Review by Paul Nelson
THE GREATEST unfinished musical ever unfolded in its touring version at the Wimbledon Theatre earlier this year to a packed house, every member of its audience getting more than full value for their money.
This version of the show Rent, knocks its original London production into touch. It is both excellently staged and superbly acted and sung and the audience, not one to be fooled by a long chalk, rose to the evening and gave it its just desserts. The musical is unfinished, or rather unrefined, because the author, music, book and lyrics, Jonathan Larson, died when it was in rehearsals originally in New York.
The management, wisely, decided not to alter anything and the show went on to be a huge hit in America (where it is still running) though in the West End it had a shorter and unspectacular modest run of just over 17 months. It might conceivably come as a surprise to the audience it attracts that they are in fact watching a modern version of Puccini's La Boheme. In this case, Mimi (the name has not been changed to protect the innocent) is dying not of TB but Aids, brought on by an overindulgence of mainlining (injecting herself with banned substances using none too clean needles). As if that isn't enough to put the wind up you, the whole thing takes place in New York where a sort of squat, a fairly large group of dead end kidz, can't afford to live, hence the title.

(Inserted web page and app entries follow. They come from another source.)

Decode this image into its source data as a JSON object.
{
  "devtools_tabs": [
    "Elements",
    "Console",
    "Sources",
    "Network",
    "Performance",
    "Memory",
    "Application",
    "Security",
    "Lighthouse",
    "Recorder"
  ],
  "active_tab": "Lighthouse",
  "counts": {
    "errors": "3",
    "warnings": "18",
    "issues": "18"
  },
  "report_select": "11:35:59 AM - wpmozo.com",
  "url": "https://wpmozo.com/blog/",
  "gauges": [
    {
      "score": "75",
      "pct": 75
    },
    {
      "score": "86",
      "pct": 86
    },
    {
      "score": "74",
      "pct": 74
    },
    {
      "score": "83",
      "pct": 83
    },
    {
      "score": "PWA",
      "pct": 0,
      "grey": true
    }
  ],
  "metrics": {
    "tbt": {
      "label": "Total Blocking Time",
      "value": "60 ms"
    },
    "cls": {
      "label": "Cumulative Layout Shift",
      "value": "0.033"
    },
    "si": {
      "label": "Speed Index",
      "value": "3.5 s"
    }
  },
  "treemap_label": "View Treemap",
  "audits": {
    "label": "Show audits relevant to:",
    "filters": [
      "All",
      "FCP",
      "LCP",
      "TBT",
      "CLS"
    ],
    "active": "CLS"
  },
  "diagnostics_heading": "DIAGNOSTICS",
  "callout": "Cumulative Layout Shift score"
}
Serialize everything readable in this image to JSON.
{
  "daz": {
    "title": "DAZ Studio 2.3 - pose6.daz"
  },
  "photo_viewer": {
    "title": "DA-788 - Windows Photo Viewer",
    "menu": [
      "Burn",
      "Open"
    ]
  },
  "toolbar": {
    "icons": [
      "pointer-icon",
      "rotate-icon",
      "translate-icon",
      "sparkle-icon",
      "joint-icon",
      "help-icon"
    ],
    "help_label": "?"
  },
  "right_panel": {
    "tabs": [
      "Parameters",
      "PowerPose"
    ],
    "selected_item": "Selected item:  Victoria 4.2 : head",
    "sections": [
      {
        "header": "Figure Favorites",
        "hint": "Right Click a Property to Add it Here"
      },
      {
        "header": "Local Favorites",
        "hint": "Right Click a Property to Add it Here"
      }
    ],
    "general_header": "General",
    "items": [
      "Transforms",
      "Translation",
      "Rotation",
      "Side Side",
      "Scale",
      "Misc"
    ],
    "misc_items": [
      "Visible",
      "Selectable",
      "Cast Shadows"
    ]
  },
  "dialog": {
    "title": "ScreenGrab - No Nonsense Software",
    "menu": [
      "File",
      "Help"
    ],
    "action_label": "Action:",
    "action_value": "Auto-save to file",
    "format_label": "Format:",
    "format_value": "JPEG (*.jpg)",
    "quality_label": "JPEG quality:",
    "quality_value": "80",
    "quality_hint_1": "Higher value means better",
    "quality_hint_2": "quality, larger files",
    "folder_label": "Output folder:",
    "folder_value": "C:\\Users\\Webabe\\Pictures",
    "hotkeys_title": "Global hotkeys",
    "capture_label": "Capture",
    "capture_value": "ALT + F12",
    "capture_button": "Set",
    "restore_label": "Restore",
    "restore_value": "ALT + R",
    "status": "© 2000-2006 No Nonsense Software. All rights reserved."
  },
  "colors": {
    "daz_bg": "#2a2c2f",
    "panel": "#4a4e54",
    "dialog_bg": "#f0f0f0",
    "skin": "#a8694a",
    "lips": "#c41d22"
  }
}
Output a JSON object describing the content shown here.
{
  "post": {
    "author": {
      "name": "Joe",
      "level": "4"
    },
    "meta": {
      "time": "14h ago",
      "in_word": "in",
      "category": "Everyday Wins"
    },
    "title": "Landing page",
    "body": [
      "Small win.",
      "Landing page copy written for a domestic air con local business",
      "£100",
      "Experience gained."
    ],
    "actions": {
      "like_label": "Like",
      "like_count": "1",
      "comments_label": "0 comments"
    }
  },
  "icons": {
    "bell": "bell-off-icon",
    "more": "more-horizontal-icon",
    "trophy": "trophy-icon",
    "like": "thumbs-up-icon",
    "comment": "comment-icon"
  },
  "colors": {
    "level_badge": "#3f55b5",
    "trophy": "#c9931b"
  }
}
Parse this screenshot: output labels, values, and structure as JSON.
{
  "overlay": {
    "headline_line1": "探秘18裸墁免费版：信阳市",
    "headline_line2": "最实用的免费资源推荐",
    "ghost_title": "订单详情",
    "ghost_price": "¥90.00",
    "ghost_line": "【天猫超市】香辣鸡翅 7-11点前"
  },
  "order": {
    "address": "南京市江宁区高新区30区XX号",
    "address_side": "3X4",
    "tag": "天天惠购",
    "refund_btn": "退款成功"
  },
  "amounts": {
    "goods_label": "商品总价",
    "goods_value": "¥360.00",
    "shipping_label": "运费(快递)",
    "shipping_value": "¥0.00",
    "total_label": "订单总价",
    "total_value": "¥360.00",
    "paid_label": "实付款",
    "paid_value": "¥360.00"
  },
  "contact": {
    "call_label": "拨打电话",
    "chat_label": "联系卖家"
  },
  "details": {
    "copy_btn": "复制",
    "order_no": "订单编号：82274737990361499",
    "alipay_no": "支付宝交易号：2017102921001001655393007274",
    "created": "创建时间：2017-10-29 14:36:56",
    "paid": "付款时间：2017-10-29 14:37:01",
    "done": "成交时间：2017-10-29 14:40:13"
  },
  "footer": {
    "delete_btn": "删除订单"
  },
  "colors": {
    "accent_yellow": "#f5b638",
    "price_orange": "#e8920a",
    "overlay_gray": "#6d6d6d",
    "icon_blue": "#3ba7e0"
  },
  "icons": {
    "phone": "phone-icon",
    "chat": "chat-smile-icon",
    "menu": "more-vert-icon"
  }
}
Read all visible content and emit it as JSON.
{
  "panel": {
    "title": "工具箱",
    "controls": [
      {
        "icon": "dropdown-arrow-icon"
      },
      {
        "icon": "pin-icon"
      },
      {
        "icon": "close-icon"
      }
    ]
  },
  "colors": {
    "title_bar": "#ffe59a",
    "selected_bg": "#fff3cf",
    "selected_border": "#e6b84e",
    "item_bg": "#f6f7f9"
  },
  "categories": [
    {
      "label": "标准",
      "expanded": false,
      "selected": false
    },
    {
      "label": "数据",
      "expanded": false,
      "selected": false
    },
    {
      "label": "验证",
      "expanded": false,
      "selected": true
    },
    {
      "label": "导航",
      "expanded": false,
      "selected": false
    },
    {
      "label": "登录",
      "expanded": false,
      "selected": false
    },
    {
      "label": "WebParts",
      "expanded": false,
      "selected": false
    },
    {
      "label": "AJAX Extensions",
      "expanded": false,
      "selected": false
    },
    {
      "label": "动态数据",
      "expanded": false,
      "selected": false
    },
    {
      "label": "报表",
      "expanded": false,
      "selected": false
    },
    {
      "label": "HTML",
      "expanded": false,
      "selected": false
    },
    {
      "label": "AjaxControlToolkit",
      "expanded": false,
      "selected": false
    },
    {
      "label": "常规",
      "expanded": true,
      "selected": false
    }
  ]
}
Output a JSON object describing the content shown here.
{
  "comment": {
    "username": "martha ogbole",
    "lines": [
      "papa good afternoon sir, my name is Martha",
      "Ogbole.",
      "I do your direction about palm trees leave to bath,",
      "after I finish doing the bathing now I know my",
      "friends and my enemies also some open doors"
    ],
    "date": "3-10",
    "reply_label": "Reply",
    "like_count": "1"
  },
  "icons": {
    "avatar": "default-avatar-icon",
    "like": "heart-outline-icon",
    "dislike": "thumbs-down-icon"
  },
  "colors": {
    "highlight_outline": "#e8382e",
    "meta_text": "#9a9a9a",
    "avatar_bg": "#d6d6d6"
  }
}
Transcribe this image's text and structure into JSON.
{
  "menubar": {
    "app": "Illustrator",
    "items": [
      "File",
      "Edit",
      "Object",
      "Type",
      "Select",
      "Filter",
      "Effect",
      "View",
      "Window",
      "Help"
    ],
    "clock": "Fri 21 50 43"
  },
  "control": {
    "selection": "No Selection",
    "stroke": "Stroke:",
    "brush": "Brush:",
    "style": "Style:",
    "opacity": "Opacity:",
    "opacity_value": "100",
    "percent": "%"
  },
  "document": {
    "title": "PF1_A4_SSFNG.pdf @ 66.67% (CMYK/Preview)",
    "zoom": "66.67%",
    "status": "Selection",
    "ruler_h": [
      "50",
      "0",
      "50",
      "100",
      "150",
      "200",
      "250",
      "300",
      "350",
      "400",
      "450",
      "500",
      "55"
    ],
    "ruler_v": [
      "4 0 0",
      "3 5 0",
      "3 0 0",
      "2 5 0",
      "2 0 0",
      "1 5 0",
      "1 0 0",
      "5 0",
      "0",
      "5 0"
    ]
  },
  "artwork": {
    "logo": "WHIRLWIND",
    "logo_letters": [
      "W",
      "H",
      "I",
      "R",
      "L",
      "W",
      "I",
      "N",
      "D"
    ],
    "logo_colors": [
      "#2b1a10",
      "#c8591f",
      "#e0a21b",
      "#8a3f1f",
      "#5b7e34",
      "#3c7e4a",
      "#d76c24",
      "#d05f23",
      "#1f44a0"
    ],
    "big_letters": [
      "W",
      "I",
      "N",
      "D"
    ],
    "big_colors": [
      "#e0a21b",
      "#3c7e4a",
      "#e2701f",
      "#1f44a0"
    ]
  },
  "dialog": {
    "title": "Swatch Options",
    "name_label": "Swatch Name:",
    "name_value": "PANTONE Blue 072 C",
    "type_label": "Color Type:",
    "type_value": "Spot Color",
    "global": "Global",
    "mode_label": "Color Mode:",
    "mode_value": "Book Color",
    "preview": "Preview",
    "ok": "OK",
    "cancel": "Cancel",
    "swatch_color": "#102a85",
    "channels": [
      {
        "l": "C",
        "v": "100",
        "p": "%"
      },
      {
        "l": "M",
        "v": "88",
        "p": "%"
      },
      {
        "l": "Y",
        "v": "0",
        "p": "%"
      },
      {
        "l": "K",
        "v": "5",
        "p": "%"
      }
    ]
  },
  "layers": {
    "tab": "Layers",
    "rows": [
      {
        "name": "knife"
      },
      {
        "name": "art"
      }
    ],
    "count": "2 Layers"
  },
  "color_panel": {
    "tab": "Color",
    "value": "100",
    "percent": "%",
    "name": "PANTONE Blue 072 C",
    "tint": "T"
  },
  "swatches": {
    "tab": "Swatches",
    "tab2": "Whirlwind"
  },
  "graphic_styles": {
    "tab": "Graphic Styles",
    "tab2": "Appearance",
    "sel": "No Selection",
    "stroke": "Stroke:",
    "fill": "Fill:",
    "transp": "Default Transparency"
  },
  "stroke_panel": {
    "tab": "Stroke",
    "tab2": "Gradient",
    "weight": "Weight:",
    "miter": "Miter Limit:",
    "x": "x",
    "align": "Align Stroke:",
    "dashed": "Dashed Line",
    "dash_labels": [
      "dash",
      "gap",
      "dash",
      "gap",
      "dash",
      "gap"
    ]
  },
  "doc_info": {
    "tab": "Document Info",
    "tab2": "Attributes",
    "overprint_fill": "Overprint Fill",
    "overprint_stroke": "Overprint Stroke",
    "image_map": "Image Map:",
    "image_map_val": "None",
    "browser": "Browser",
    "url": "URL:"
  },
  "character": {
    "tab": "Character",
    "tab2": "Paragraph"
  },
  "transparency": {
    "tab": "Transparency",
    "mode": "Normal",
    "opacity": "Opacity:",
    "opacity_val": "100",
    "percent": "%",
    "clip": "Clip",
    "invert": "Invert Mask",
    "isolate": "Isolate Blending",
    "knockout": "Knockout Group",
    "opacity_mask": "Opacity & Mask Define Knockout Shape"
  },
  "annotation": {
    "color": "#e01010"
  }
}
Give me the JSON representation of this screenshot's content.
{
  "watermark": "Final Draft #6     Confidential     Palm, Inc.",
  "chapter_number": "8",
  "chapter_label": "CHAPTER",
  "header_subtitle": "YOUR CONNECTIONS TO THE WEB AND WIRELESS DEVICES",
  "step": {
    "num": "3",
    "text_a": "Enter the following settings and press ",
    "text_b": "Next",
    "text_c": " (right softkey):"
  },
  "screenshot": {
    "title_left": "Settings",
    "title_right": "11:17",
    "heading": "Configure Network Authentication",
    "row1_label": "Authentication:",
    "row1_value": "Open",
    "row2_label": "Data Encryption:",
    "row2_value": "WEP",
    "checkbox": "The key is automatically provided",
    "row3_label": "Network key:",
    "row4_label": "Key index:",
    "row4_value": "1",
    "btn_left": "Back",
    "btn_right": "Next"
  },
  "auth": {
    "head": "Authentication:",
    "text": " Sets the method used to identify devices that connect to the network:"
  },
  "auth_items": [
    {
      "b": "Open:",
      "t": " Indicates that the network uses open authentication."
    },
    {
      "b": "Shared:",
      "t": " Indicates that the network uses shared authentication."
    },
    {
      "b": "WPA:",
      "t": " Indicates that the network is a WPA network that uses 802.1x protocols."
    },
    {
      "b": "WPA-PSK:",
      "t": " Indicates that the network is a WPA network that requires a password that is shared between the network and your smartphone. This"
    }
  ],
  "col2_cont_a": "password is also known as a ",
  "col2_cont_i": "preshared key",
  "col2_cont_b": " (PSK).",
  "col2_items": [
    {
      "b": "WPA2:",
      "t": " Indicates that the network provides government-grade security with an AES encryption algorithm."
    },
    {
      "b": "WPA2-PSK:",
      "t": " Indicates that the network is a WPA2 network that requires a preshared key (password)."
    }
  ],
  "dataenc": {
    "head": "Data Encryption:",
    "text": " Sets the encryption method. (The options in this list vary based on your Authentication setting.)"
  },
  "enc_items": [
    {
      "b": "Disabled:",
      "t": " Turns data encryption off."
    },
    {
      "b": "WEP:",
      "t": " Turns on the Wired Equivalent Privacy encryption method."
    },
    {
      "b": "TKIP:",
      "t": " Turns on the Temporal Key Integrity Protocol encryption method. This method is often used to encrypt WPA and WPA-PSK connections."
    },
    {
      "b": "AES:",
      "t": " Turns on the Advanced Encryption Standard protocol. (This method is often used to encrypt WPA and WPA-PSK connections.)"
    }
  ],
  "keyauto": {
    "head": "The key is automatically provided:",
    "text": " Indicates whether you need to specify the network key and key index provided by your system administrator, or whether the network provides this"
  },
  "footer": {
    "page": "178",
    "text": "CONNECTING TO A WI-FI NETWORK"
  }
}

It is, without doubt, an unstoppable rolling ball of energy which relentlessly hits the audience for six over and over again. The music, almost an endless seam, steams through the theatre driving the audience, already high it seemed to me, absolutely wild. Handling the entire evening as a sort of Emcee is Adam Rickitt (doubtless responsible for the teeny bopper element in the audience) as Mark who explains as we go along who, what and why.
The lovers, Roger (not Rodolfo) and Mimi are excellently played by Damien Flood and Debbie Kurup, the latter could possibly be held responsible if another Great Fire of London were ever to happen. She is hot property.
All in all, it is an evening to remember, and if you like your music loud and bumpy the evening has been created for you. In truth, it already outstrips Hair, and that is minus the guiding hand of its author, who never got the chance to refine his work. That has to be forever a point of endless speculation. If he could do this in rehearsal, what would it have all been like if he had been given the chance to have a real go at it?
Rodgers and Hammerstein it aint, smash hit it is.
The new Paul Kerryson production of RENT will be in the West End at the Prince of Wales Theatre for just eight weeks, from Tuesday, December 4 until Saturday, January 26.
The Christmas Schedule is as follows:
Mon Dec 24 no perf; Tues Dec 25 no perf; Wed Dec 26 7.45pm; Thur Dec 27 7.45pm; Fri Dec 28 5pm & 8.30pm; Sat Dec 29 5pm & 8.30pm; Mon Dec 31 5pm; Tues Jan 1 no perf; Wed Jan 2 7.45pm; Thurs Jan 3 5pm & 8pm; Fri Jan 4 5pm & 8.30pm; Sat Jan 5 5pm & 6pm
Concessions: 8+ Best available £17.50 (excludes Fri & Sat eve
& Dec 31-Jan 5)
Front row seats £15.00 available from 5pm or two hours prior to performance on the day only.
The Prince of Wales Theatre; Coventry Street, W1.
Box Office 0207 839 5987